Now, if one would listen to all the liberal pundits and Democrat activists, what the Republican Party needs to do is "reach out" to moderates, accept diversity of opinion and not "threaten retribution on Republicans for voting their conscience," as Christie Todd Whitman puts it. Thus, their prescription is to "keep the Republicans where we got them" - mired in a series of electoral defeats. If this poison pill was to be swallowed whole, a conservative third party is likely to emerge, guaranteeing Mr. Obama's re-election. In the meantime, Mr. Obama may be able to get some of the Republican congressional votes he needs to remake America in his socialist image.

Of all political parties in American history, the Republican Party has been the one that was willing to stand on principle - and as a result, win elections. The Republican Party turned aside Stephen Douglas in favor of Abraham Lincoln, because it believed that slavery was inherently evil. Ronald Reagan was nominated and elected after declaring that "a political party is not a fraternal order. A party is something where people are bound together by a shared philosophy."

And this again is the hope of the American people for the Republican Party. In a November 2008 Gallup poll, 37 percent of Americans, 59 percent of Republicans and 35 percent of independents wanted the Republican Party to become more conservative. And support for conservatives certainly has grown in the past year.
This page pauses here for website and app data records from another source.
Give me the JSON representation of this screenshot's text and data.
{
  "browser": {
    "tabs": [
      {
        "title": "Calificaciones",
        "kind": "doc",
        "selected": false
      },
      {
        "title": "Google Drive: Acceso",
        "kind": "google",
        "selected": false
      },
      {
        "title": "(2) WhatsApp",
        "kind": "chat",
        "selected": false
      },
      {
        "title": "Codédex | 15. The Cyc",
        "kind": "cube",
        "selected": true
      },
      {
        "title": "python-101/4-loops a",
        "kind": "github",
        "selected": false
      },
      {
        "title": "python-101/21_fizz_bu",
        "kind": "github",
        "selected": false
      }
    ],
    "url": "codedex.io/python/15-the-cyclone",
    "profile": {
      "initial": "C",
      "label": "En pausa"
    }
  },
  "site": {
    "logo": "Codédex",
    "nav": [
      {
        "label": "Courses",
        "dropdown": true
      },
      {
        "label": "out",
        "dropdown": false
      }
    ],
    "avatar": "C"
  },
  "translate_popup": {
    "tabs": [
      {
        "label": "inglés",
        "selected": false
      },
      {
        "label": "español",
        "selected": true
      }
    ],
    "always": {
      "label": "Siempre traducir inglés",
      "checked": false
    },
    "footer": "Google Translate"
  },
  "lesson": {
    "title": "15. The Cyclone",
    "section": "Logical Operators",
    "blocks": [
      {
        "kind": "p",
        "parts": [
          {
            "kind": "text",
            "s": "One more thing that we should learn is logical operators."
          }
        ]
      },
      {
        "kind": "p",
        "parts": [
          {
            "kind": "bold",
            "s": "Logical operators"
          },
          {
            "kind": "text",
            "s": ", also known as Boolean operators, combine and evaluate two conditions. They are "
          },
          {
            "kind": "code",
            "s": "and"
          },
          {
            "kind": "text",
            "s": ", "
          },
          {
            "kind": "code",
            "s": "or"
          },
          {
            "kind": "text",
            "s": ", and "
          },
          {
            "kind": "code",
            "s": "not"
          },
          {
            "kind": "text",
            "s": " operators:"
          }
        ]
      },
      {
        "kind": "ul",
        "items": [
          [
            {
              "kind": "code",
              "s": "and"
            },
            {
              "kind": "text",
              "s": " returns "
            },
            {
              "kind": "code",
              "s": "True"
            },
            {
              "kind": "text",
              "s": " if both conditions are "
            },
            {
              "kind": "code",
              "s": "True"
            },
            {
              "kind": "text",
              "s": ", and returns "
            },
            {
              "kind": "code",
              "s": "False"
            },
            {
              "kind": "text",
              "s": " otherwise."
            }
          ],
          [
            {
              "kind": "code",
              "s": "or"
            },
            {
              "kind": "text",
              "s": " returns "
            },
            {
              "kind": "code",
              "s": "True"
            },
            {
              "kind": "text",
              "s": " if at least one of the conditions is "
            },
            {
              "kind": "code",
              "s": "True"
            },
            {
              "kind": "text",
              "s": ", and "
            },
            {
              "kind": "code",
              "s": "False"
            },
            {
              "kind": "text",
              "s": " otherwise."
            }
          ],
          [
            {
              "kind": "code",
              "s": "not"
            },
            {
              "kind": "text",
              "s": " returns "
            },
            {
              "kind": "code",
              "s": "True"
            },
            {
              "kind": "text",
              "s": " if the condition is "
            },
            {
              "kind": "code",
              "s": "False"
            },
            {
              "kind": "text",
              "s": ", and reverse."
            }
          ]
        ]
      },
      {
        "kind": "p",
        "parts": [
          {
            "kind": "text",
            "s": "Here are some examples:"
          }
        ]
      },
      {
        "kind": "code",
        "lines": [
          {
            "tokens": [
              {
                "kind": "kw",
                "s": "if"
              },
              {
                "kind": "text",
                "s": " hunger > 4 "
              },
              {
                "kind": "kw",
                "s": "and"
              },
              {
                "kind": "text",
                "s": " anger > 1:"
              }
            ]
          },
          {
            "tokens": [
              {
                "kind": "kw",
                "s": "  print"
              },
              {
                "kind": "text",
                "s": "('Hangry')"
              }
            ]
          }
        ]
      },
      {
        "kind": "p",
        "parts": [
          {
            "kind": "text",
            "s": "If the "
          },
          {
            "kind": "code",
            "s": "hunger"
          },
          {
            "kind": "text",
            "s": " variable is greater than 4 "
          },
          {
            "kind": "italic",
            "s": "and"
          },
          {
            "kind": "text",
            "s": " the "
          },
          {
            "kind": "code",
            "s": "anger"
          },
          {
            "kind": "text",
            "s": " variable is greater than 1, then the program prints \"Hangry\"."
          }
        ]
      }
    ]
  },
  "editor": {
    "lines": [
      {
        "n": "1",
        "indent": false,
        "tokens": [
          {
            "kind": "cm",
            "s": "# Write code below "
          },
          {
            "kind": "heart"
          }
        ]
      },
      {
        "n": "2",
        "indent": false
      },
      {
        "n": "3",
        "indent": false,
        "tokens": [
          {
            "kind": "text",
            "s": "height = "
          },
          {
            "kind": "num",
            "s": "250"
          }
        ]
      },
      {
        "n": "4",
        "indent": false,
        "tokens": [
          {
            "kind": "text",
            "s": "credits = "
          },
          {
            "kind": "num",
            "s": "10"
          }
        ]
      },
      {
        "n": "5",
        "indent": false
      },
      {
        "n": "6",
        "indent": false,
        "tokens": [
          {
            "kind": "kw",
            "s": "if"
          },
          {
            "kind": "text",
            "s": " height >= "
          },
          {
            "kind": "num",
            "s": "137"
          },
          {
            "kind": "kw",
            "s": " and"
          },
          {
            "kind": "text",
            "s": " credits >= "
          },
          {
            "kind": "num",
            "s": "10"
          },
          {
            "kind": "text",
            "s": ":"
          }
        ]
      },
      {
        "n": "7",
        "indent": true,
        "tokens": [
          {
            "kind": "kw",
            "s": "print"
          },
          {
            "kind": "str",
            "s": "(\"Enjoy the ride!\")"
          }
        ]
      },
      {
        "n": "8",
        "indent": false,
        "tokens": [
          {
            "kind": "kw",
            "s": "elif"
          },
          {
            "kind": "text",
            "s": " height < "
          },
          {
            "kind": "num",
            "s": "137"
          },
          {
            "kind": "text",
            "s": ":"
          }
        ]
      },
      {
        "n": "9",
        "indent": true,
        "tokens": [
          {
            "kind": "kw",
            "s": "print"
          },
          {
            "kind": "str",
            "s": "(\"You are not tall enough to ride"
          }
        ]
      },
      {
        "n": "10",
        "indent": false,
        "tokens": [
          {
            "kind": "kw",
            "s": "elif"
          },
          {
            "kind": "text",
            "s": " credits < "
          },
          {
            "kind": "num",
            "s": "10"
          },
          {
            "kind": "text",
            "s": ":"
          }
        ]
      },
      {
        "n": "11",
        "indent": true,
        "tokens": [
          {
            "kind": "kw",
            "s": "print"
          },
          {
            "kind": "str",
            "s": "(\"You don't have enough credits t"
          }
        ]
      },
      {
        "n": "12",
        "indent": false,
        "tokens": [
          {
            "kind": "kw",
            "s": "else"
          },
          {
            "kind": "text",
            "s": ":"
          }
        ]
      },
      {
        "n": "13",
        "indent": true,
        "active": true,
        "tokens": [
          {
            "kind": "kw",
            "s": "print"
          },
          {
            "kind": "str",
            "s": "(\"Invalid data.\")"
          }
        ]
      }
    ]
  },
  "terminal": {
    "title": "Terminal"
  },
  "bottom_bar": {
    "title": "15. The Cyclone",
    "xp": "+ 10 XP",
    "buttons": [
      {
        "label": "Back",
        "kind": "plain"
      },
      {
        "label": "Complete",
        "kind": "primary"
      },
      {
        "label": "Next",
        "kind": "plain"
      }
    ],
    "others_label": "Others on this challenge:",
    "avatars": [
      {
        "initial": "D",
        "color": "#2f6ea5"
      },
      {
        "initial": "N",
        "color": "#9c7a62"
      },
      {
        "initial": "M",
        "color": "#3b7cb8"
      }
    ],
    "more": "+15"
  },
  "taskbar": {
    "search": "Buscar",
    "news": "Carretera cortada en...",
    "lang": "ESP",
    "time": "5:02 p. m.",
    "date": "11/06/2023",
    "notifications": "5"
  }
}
All Republicans have been heartened by the overwhelming, often unanimous, opposition of Republican members of Congress to Mr. Obama's march to socialism. Further, we are all encouraged by the recent public opinion trends against Mr. Obama's policies, although there is nothing inevitable and irreversible about a trend. And for the members of the Republican National Committee, we were given that privilege so that we might lead.

So what is missing? It is not rhetoric, because no one really doubts that we are good at claiming to be conservatives. However, saying "just trust me, again" will not earn us that renewed trust.

What is missing is acting as if conservatism actually matters.

It should matter when we govern. It should matter when the Republican Party conducts its affairs. And it should matter when candidates want our money. We are being held accountable by the American people regarding whether our deeds meet our words and we must likewise hold our candidates and officeholders accountable. Nothing short of that will be enough.

Jim Bopp Jr., an elections-law attorney in Indiana and member of the Republican National Committee (the party's governing body), is the founder of the only separate organizations within the RNC in its history: the Republican National Conservative Caucus and Conservative Steering Committee, originally established to elect a conservative RNC chairman.